[Page and application data records]

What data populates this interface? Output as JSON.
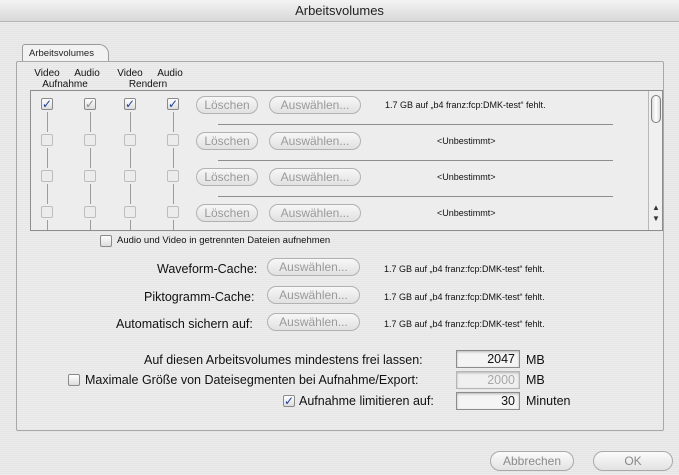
{
  "window": {
    "title": "Arbeitsvolumes"
  },
  "tab": {
    "label": "Arbeitsvolumes"
  },
  "columns": {
    "video_capture": "Video",
    "audio_capture": "Audio",
    "capture_group": "Aufnahme",
    "video_render": "Video",
    "audio_render": "Audio",
    "render_group": "Rendern"
  },
  "volumes": [
    {
      "clear_label": "Löschen",
      "choose_label": "Auswählen...",
      "status": "1.7 GB auf „b4 franz:fcp:DMK-test“ fehlt.",
      "checks": [
        "✓",
        "✓",
        "✓",
        "✓"
      ]
    },
    {
      "clear_label": "Löschen",
      "choose_label": "Auswählen...",
      "status": "<Unbestimmt>"
    },
    {
      "clear_label": "Löschen",
      "choose_label": "Auswählen...",
      "status": "<Unbestimmt>"
    },
    {
      "clear_label": "Löschen",
      "choose_label": "Auswählen...",
      "status": "<Unbestimmt>"
    }
  ],
  "separate_files": {
    "label": "Audio und Video in getrennten Dateien aufnehmen"
  },
  "caches": [
    {
      "label": "Waveform-Cache:",
      "button": "Auswählen...",
      "status": "1.7 GB auf „b4 franz:fcp:DMK-test“ fehlt."
    },
    {
      "label": "Piktogramm-Cache:",
      "button": "Auswählen...",
      "status": "1.7 GB auf „b4 franz:fcp:DMK-test“ fehlt."
    },
    {
      "label": "Automatisch sichern auf:",
      "button": "Auswählen...",
      "status": "1.7 GB auf „b4 franz:fcp:DMK-test“ fehlt."
    }
  ],
  "min_free": {
    "label": "Auf diesen Arbeitsvolumes mindestens frei lassen:",
    "value": "2047",
    "unit": "MB"
  },
  "max_segment": {
    "label": "Maximale Größe von Dateisegmenten bei Aufnahme/Export:",
    "value": "2000",
    "unit": "MB"
  },
  "limit_capture": {
    "label": "Aufnahme limitieren auf:",
    "value": "30",
    "unit": "Minuten",
    "check": "✓"
  },
  "footer": {
    "cancel": "Abbrechen",
    "ok": "OK"
  },
  "colors": {
    "accent_check": "#1c3f94"
  }
}
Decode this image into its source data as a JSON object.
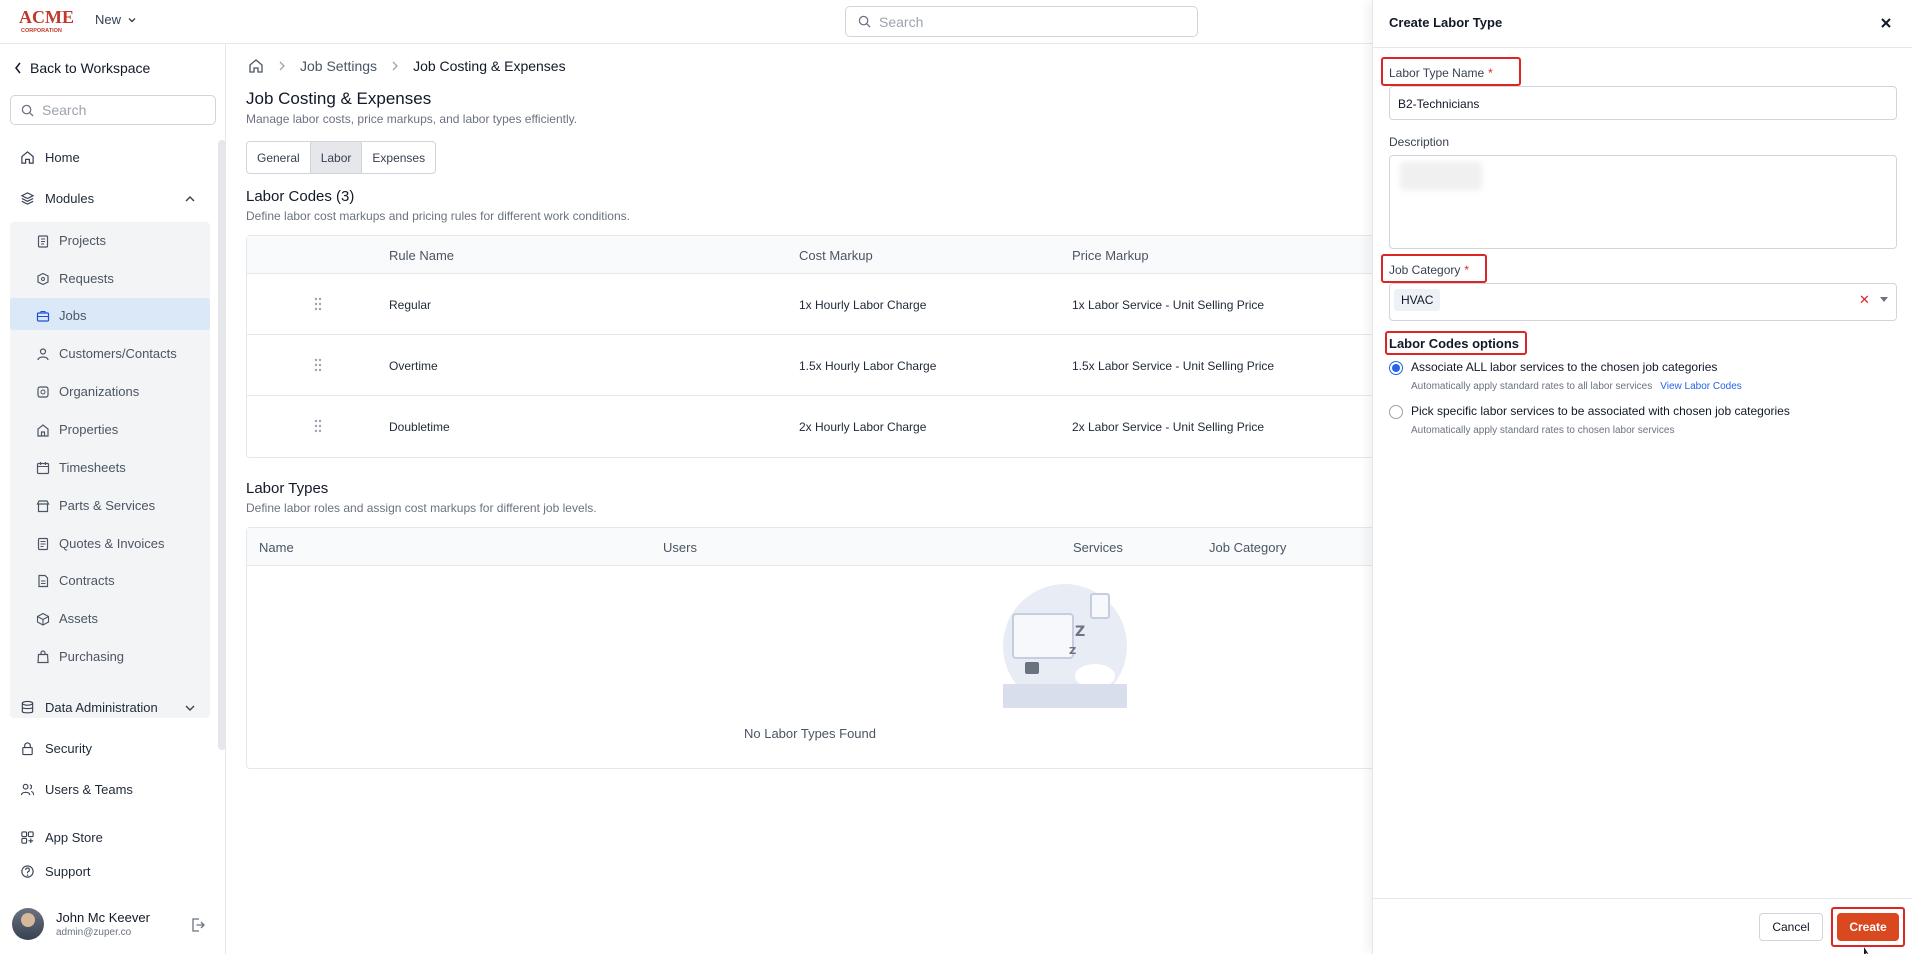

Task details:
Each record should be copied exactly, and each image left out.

Response below:
What data populates this interface? Output as JSON.
{
  "window": {
    "title": "Arbeitsvolumes"
  },
  "tab": {
    "label": "Arbeitsvolumes"
  },
  "columns": {
    "video_capture": "Video",
    "audio_capture": "Audio",
    "capture_group": "Aufnahme",
    "video_render": "Video",
    "audio_render": "Audio",
    "render_group": "Rendern"
  },
  "volumes": [
    {
      "clear_label": "Löschen",
      "choose_label": "Auswählen...",
      "status": "1.7 GB auf „b4 franz:fcp:DMK-test“ fehlt.",
      "checks": [
        "✓",
        "✓",
        "✓",
        "✓"
      ]
    },
    {
      "clear_label": "Löschen",
      "choose_label": "Auswählen...",
      "status": "<Unbestimmt>"
    },
    {
      "clear_label": "Löschen",
      "choose_label": "Auswählen...",
      "status": "<Unbestimmt>"
    },
    {
      "clear_label": "Löschen",
      "choose_label": "Auswählen...",
      "status": "<Unbestimmt>"
    }
  ],
  "separate_files": {
    "label": "Audio und Video in getrennten Dateien aufnehmen"
  },
  "caches": [
    {
      "label": "Waveform-Cache:",
      "button": "Auswählen...",
      "status": "1.7 GB auf „b4 franz:fcp:DMK-test“ fehlt."
    },
    {
      "label": "Piktogramm-Cache:",
      "button": "Auswählen...",
      "status": "1.7 GB auf „b4 franz:fcp:DMK-test“ fehlt."
    },
    {
      "label": "Automatisch sichern auf:",
      "button": "Auswählen...",
      "status": "1.7 GB auf „b4 franz:fcp:DMK-test“ fehlt."
    }
  ],
  "min_free": {
    "label": "Auf diesen Arbeitsvolumes mindestens frei lassen:",
    "value": "2047",
    "unit": "MB"
  },
  "max_segment": {
    "label": "Maximale Größe von Dateisegmenten bei Aufnahme/Export:",
    "value": "2000",
    "unit": "MB"
  },
  "limit_capture": {
    "label": "Aufnahme limitieren auf:",
    "value": "30",
    "unit": "Minuten",
    "check": "✓"
  },
  "footer": {
    "cancel": "Abbrechen",
    "ok": "OK"
  },
  "colors": {
    "accent_check": "#1c3f94"
  }
}
Decode this image into its source data as a JSON object.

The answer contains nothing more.